■ **What to do**: "username" is the word to look for; copy each line of the listing where it occurs.

■ **Information**:
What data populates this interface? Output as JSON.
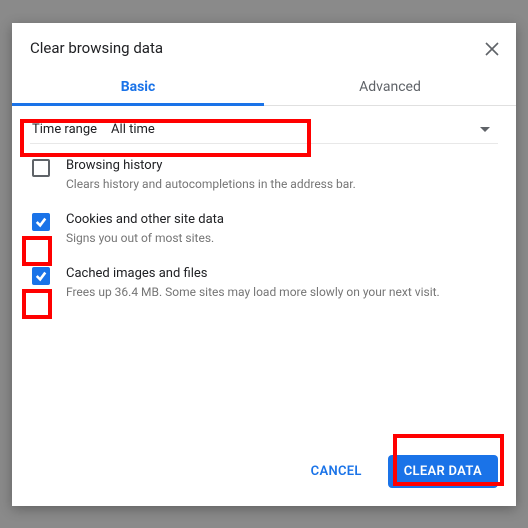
{
  "dialog": {
    "title": "Clear browsing data",
    "tabs": {
      "basic": "Basic",
      "advanced": "Advanced"
    },
    "timerange": {
      "label": "Time range",
      "value": "All time"
    },
    "items": [
      {
        "title": "Browsing history",
        "desc": "Clears history and autocompletions in the address bar.",
        "checked": false
      },
      {
        "title": "Cookies and other site data",
        "desc": "Signs you out of most sites.",
        "checked": true
      },
      {
        "title": "Cached images and files",
        "desc": "Frees up 36.4 MB. Some sites may load more slowly on your next visit.",
        "checked": true
      }
    ],
    "buttons": {
      "cancel": "CANCEL",
      "clear": "CLEAR DATA"
    }
  }
}
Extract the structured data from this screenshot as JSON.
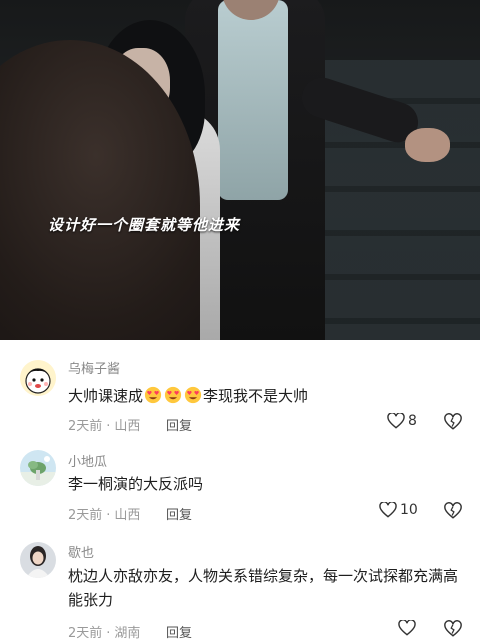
{
  "video": {
    "subtitle": "设计好一个圈套就等他进来"
  },
  "comments": [
    {
      "username": "乌梅子酱",
      "text_before": "大帅课速成",
      "emoji_count": 3,
      "text_after": "李现我不是大帅",
      "time": "2天前",
      "location": "山西",
      "reply_label": "回复",
      "likes": "8"
    },
    {
      "username": "小地瓜",
      "text": "李一桐演的大反派吗",
      "time": "2天前",
      "location": "山西",
      "reply_label": "回复",
      "likes": "10"
    },
    {
      "username": "歇也",
      "text": "枕边人亦敌亦友，人物关系错综复杂，每一次试探都充满高能张力",
      "time": "2天前",
      "location": "湖南",
      "reply_label": "回复",
      "likes": ""
    }
  ],
  "icons": {
    "like": "heart-outline-icon",
    "dislike": "broken-heart-icon",
    "emoji": "heart-eyes-face-icon"
  },
  "colors": {
    "username": "#8a8a8a",
    "meta": "#9a9a9a",
    "emoji_face": "#ffc83d",
    "emoji_heart": "#ff3b5c"
  }
}
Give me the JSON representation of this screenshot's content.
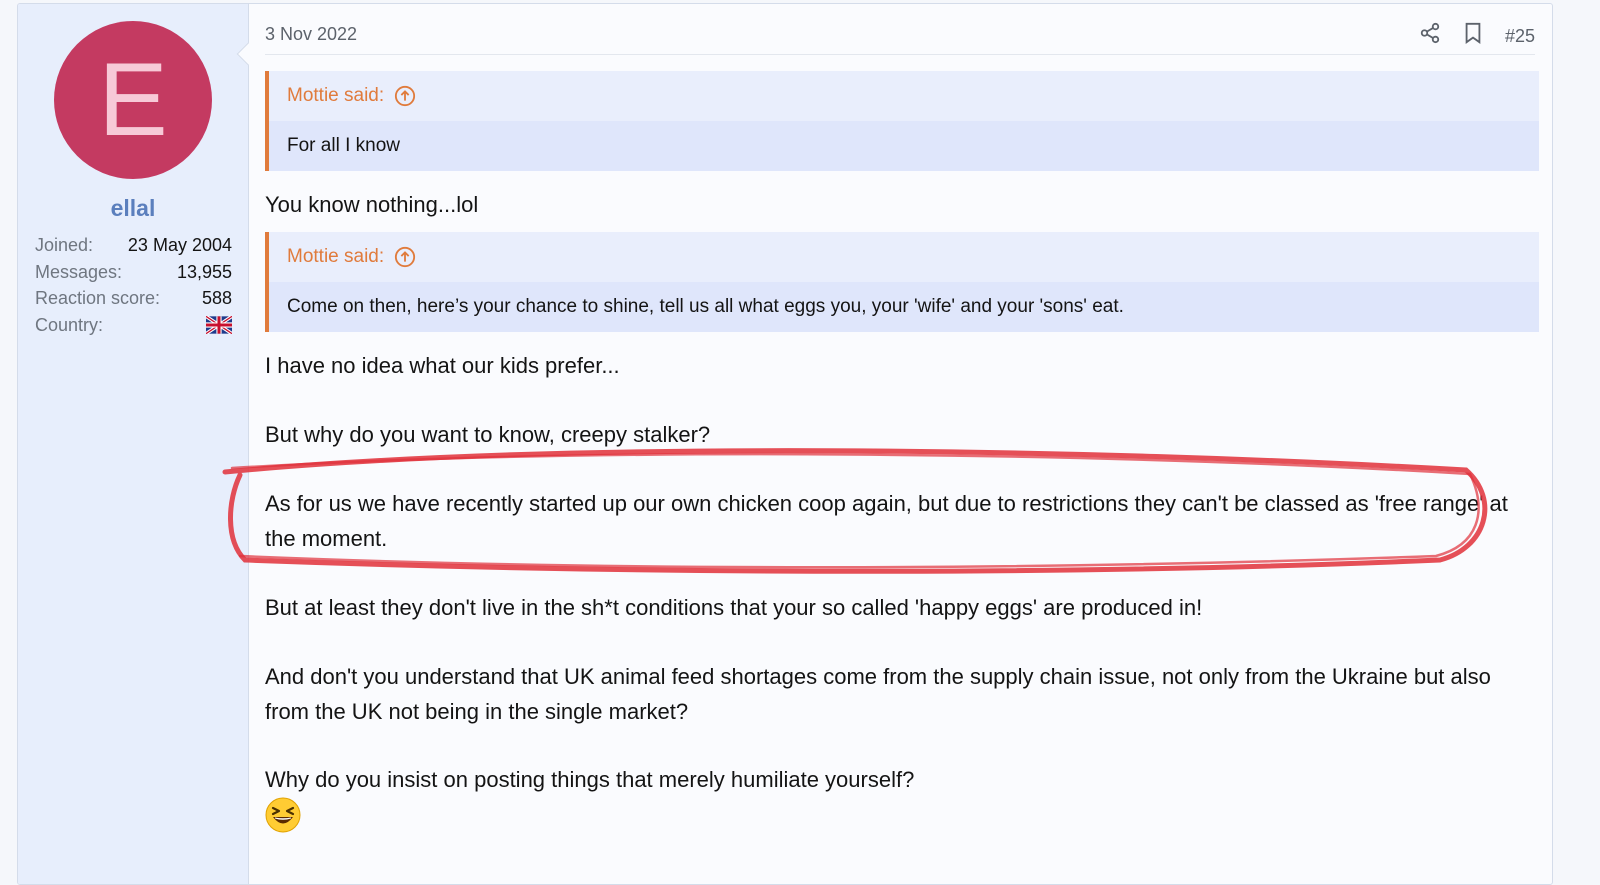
{
  "user": {
    "avatar_letter": "E",
    "avatar_color": "#c43a61",
    "username": "ellal",
    "stats": [
      {
        "label": "Joined:",
        "value": "23 May 2004"
      },
      {
        "label": "Messages:",
        "value": "13,955"
      },
      {
        "label": "Reaction score:",
        "value": "588"
      },
      {
        "label": "Country:",
        "value": "uk-flag-icon"
      }
    ]
  },
  "post": {
    "date": "3 Nov 2022",
    "number": "#25",
    "quotes": [
      {
        "author": "Mottie said:",
        "text": "For all I know"
      },
      {
        "author": "Mottie said:",
        "text": "Come on then, here’s your chance to shine, tell us all what eggs you, your 'wife' and your 'sons' eat."
      }
    ],
    "reply_1": "You know nothing...lol",
    "paragraphs": [
      "I have no idea what our kids prefer...",
      "But why do you want to know, creepy stalker?",
      "As for us we have recently started up our own chicken coop again, but due to restrictions they can't be classed as 'free range' at the moment.",
      "But at least they don't live in the sh*t conditions that your so called 'happy eggs' are produced in!",
      "And don't you understand that UK animal feed shortages come from the supply chain issue, not only from the Ukraine but also from the UK not being in the single market?",
      "Why do you insist on posting things that merely humiliate yourself?"
    ],
    "emoji": "laughing-squinting-emoji"
  },
  "colors": {
    "accent": "#e07b3c",
    "username": "#5b7fbd",
    "annotation": "#e0303a"
  }
}
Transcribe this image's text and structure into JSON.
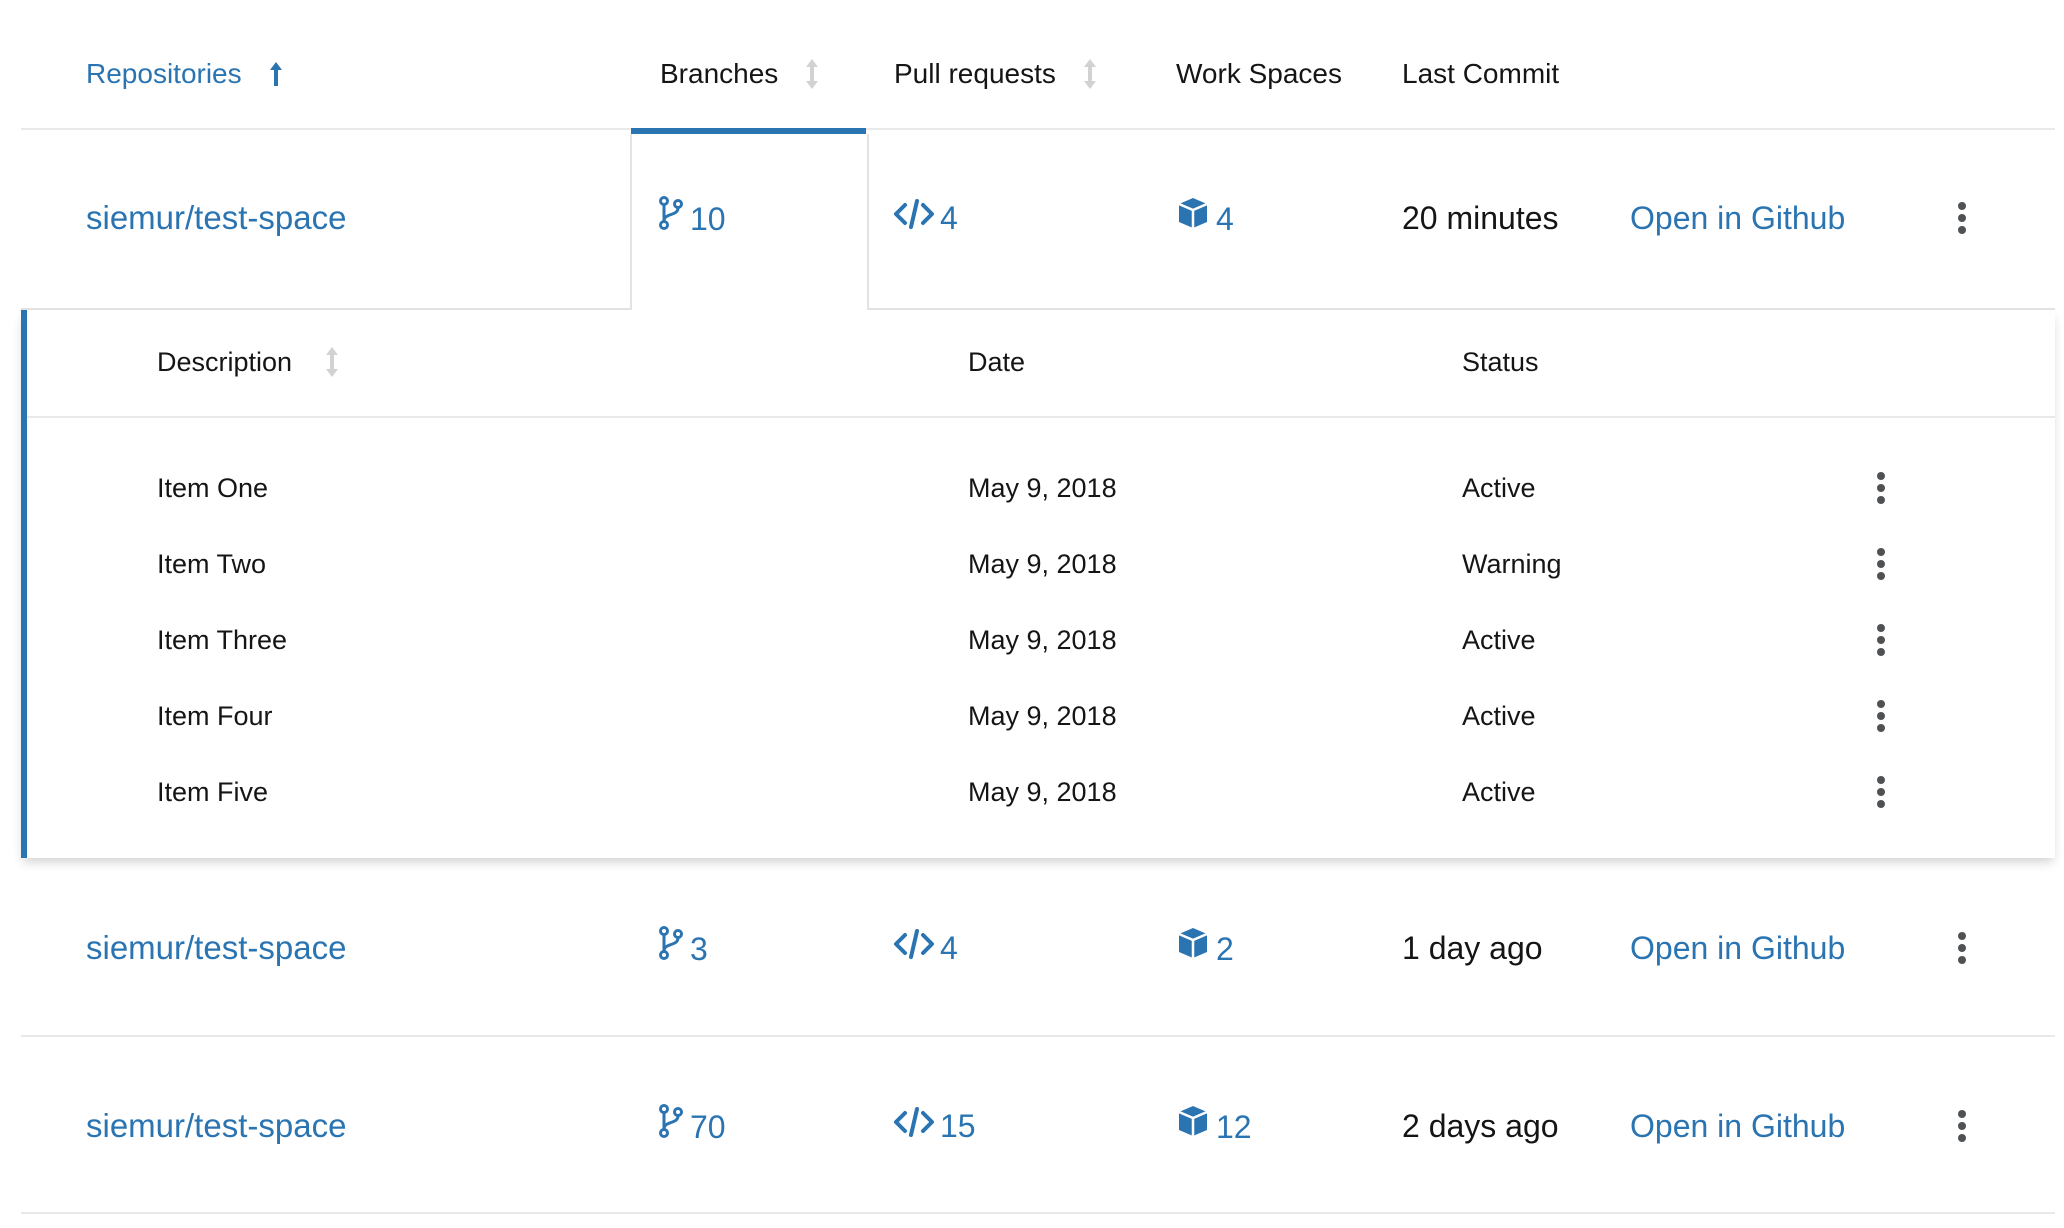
{
  "header": {
    "repositories": "Repositories",
    "branches": "Branches",
    "pull_requests": "Pull requests",
    "work_spaces": "Work Spaces",
    "last_commit": "Last Commit"
  },
  "rows": [
    {
      "name": "siemur/test-space",
      "branches": "10",
      "pull_requests": "4",
      "work_spaces": "4",
      "last_commit": "20 minutes",
      "link": "Open in Github"
    },
    {
      "name": "siemur/test-space",
      "branches": "3",
      "pull_requests": "4",
      "work_spaces": "2",
      "last_commit": "1 day ago",
      "link": "Open in Github"
    },
    {
      "name": "siemur/test-space",
      "branches": "70",
      "pull_requests": "15",
      "work_spaces": "12",
      "last_commit": "2 days ago",
      "link": "Open in Github"
    }
  ],
  "expanded": {
    "headers": {
      "description": "Description",
      "date": "Date",
      "status": "Status"
    },
    "items": [
      {
        "description": "Item One",
        "date": "May 9, 2018",
        "status": "Active"
      },
      {
        "description": "Item Two",
        "date": "May 9, 2018",
        "status": "Warning"
      },
      {
        "description": "Item Three",
        "date": "May 9, 2018",
        "status": "Active"
      },
      {
        "description": "Item Four",
        "date": "May 9, 2018",
        "status": "Active"
      },
      {
        "description": "Item Five",
        "date": "May 9, 2018",
        "status": "Active"
      }
    ]
  },
  "icons": {
    "sort_active": "arrow-up-icon",
    "sort_inactive": "sort-icon",
    "branches": "code-branch-icon",
    "pull_requests": "code-icon",
    "work_spaces": "cube-icon",
    "kebab": "kebab-icon"
  },
  "colors": {
    "accent": "#2b74b2",
    "sort_inactive": "#d2d2d2",
    "divider": "#e9e9e9"
  }
}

■ **Answer box**:
      "username": "乌梅子酱",
      "username": "小地瓜",
      "username": "歇也",
    "username": "#8a8a8a",
    "username": "ellal",
    "username": "#5b7fbd",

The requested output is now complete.